**WHAT YOU ARE ASKED TO DO**
Give back each line of the listing below that contains the string "work".

============================================================

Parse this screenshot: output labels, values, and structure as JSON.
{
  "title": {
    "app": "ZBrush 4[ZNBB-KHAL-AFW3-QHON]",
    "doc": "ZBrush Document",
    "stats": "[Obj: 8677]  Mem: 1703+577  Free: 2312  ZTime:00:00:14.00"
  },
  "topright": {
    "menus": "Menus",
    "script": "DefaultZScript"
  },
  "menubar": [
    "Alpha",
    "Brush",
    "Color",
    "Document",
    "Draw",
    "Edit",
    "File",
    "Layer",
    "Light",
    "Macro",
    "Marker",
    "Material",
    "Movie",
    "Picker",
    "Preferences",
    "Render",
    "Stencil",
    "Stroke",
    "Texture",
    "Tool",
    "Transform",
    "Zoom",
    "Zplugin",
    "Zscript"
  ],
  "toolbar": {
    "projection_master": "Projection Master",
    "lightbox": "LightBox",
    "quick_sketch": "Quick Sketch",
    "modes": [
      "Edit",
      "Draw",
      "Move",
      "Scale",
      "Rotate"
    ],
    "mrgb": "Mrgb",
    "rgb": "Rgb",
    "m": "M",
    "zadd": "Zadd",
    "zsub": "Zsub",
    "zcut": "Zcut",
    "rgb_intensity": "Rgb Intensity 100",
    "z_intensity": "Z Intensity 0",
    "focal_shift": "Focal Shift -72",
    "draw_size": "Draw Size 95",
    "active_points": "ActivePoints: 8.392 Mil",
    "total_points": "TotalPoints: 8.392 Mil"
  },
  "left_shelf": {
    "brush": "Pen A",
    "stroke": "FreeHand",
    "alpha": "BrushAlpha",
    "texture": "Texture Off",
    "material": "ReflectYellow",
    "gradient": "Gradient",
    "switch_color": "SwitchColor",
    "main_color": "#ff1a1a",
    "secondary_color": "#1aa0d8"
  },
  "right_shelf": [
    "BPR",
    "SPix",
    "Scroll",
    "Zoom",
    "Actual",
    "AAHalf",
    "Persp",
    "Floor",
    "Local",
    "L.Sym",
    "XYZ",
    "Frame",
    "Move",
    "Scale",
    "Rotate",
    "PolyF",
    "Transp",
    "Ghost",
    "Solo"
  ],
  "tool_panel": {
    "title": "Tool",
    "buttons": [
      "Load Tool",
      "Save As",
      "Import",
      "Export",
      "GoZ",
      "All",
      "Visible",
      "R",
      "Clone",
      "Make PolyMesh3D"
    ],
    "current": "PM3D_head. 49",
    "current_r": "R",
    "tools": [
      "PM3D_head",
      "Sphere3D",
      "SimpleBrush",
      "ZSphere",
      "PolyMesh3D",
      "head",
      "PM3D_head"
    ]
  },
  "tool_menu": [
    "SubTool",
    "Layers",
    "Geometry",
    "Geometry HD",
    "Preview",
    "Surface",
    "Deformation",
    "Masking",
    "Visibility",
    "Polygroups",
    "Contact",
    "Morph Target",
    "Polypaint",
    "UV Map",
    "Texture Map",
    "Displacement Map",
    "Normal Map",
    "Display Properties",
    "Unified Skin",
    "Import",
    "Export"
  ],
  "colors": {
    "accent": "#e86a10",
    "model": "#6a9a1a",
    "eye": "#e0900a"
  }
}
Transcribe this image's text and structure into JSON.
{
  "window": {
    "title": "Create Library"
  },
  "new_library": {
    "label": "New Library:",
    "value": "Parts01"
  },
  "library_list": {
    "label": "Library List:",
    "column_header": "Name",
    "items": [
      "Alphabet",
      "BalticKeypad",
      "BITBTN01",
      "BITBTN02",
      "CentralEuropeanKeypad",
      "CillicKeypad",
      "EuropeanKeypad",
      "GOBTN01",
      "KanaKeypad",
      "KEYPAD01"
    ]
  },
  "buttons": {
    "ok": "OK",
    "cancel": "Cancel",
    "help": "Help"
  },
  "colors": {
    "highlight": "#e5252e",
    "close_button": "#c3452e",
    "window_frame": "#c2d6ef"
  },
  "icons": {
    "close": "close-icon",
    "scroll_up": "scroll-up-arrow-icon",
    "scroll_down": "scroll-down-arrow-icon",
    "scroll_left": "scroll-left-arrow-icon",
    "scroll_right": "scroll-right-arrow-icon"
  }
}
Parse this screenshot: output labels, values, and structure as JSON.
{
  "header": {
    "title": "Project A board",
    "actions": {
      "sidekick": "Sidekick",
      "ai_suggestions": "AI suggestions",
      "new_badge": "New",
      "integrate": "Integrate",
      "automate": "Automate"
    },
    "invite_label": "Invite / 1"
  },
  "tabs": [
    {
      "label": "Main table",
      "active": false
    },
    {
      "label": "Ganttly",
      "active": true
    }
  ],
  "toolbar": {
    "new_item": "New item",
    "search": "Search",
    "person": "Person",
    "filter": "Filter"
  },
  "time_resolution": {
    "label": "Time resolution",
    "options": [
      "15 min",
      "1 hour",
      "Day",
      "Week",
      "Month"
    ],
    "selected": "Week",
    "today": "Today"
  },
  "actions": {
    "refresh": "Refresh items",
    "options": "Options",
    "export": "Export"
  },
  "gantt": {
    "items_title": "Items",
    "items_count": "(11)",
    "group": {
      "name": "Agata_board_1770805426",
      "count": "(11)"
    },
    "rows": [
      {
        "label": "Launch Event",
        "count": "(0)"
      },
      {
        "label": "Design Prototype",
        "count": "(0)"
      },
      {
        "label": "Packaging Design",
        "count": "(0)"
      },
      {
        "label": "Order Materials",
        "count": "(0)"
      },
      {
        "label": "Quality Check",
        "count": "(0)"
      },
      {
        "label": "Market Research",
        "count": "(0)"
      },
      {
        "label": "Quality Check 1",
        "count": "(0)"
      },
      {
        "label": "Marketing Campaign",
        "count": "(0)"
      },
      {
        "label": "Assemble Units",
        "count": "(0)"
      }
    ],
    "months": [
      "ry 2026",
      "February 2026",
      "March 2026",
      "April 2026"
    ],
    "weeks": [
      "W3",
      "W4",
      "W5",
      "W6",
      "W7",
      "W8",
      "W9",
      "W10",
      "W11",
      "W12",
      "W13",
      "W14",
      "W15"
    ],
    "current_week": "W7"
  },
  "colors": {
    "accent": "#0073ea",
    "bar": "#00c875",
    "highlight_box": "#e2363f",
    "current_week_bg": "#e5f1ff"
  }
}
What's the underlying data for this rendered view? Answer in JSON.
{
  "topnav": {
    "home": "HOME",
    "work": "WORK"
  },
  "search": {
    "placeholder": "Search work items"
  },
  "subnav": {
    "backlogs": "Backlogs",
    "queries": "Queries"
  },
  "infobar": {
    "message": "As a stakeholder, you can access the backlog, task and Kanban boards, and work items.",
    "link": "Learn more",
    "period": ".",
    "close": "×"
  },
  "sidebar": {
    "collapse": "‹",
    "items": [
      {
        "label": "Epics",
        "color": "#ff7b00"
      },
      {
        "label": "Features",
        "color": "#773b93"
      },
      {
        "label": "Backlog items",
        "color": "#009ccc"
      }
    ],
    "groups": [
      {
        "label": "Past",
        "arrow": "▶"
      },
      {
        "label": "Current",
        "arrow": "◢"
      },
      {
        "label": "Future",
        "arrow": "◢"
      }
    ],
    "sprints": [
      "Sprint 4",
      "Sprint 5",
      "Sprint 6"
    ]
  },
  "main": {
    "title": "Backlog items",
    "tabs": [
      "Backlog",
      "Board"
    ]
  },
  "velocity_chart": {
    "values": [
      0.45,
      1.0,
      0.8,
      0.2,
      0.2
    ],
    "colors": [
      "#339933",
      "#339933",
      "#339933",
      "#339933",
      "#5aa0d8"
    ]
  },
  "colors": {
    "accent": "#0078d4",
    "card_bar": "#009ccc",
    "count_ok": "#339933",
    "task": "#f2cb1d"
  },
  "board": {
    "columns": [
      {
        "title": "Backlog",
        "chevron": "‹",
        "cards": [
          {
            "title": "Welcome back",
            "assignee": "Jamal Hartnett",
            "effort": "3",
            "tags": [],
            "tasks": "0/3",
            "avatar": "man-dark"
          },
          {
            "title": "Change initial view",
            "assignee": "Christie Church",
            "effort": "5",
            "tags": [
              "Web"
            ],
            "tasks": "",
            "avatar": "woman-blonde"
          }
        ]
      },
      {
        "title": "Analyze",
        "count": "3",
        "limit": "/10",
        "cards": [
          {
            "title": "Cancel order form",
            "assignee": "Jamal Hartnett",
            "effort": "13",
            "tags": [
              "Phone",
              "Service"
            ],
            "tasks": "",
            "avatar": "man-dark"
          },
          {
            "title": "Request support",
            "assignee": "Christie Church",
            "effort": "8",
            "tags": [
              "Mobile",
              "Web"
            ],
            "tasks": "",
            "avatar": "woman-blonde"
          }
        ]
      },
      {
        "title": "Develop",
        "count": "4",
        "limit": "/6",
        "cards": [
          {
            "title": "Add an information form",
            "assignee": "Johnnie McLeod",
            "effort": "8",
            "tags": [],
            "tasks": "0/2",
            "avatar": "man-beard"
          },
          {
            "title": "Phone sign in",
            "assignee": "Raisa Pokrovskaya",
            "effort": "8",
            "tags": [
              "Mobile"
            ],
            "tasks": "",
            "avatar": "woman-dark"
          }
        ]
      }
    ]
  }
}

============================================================

**TASK OUTPUT**
    "work": "WORK"
    "placeholder": "Search work items"
    "message": "As a stakeholder, you can access the backlog, task and Kanban boards, and work items.",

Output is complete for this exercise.